>> > So maybe handling it consistently with other faults signals makes
>> > sense.  The fact that delivery of this signal destroys the process
>> > before anyone can look at the resulting siginfo feels like a
>> > side-effect rather than something obviously wrong.
>> >
>> > The siginfo is potentially useful diagnostic information, that we could
>> > subsequently provide a means to access post-mortem.
>> >
>> > I just dived in on this single patch, so I may be missing something more
>> > fundamental, or just being pedantic...
>>
>> Not really.  I was working on another cleanup and this usage of SIGKILL
>> came up.
>>
>> A synchronous thread synchronous fault gets us as far as the forc_sig
>> family of functions.  That only leaves the question of which union
>> member in struct siginfo we are using.  The union members are _kill,
>> _fault, _timer, _rt, _sigchld, _sigfault, _sigpoll, and _sigsys.
>>
>> As it has prove quite error prone for people to fill out struct siginfo
>> in the past by hand, I have provided a couple of helper functions for
>> the common cases that come up such as: force_sig_fault,
>> force_sig_mceerr, force_sig_bnderr, force_sig_pkuerr.  Each of those
>> helper functions takes the information needed to fill out the union
>> member of struct siginfo that kind of fault corresponds to.
>>
>> For the SIGKILL case the only si_code I see being passed SI_KERNEL.
>> The SI_KERNEL si_code corresponds to the _kill union member while
>> force_sig_fault fills in fields for the _fault union member.
>>
>> Because of the mismatch of which union member SIGKILL should be using
>> and the union member force_sig_fault applies alarm bells ring in my head
>> when I read the current arm64 kernel code.  Somewhat doubly so because
>> the other fields in passed to force_sig_fault appear to be somewhat
>> random when SIGKILL is the signal.
>>
>> So I figured let's preserve the usage of SIGKILL as a synchronous

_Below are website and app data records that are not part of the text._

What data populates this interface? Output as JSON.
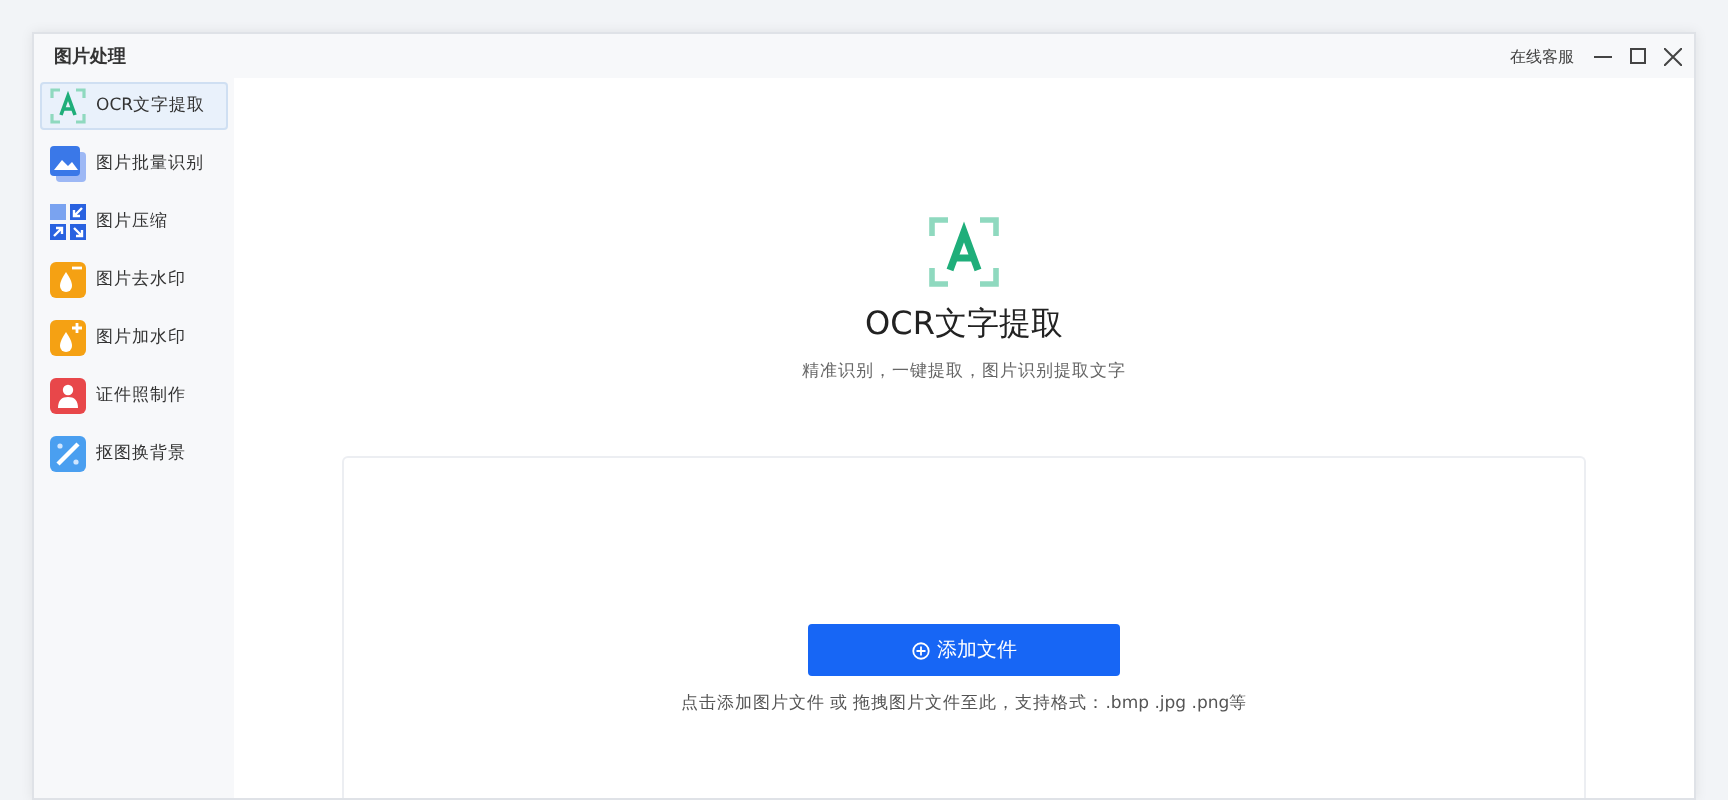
{
  "window": {
    "title": "图片处理",
    "support_link": "在线客服"
  },
  "sidebar": {
    "items": [
      {
        "label": "OCR文字提取",
        "selected": true
      },
      {
        "label": "图片批量识别",
        "selected": false
      },
      {
        "label": "图片压缩",
        "selected": false
      },
      {
        "label": "图片去水印",
        "selected": false
      },
      {
        "label": "图片加水印",
        "selected": false
      },
      {
        "label": "证件照制作",
        "selected": false
      },
      {
        "label": "抠图换背景",
        "selected": false
      }
    ]
  },
  "main": {
    "title": "OCR文字提取",
    "subtitle": "精准识别，一键提取，图片识别提取文字",
    "add_button": "添加文件",
    "hint": "点击添加图片文件 或 拖拽图片文件至此，支持格式：.bmp .jpg .png等"
  }
}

>> exception.  That seems legitimate and other folks do that as well but
>> let's use force_sig instead of force_sig_fault instead.  I don't know if
>> userspace will notice but at the very least we won't be providing a bad
>> example for other kernel code to follow and we won't wind up be making
>> assumptions that are true today and false tomorrow when some
>> implementation detail changes.
>>
>> For imformation on what signals and si_codes correspond to which
>> union members you can look at siginfo_layout.  That function
>> is the keeper of the magic decoder key.  Currently the only two
>> si_codes defined for SIGKILL are SI_KERNEL and SI_USER both of which
>> correspond to a _kill union member.
>
> I see.  Assuming we cannot have a dummy internal si_code for this
> special case (probably a bad idea), I think Will's suggestion of at
> least pushing the special case handling down into
> arm64_force_sig_fault() is probably a bit cleaner here, expecially
> if other callers of that function may pass in SIGKILL (I haven't
> looked though).

Done in my v2 version of this patch.

Eric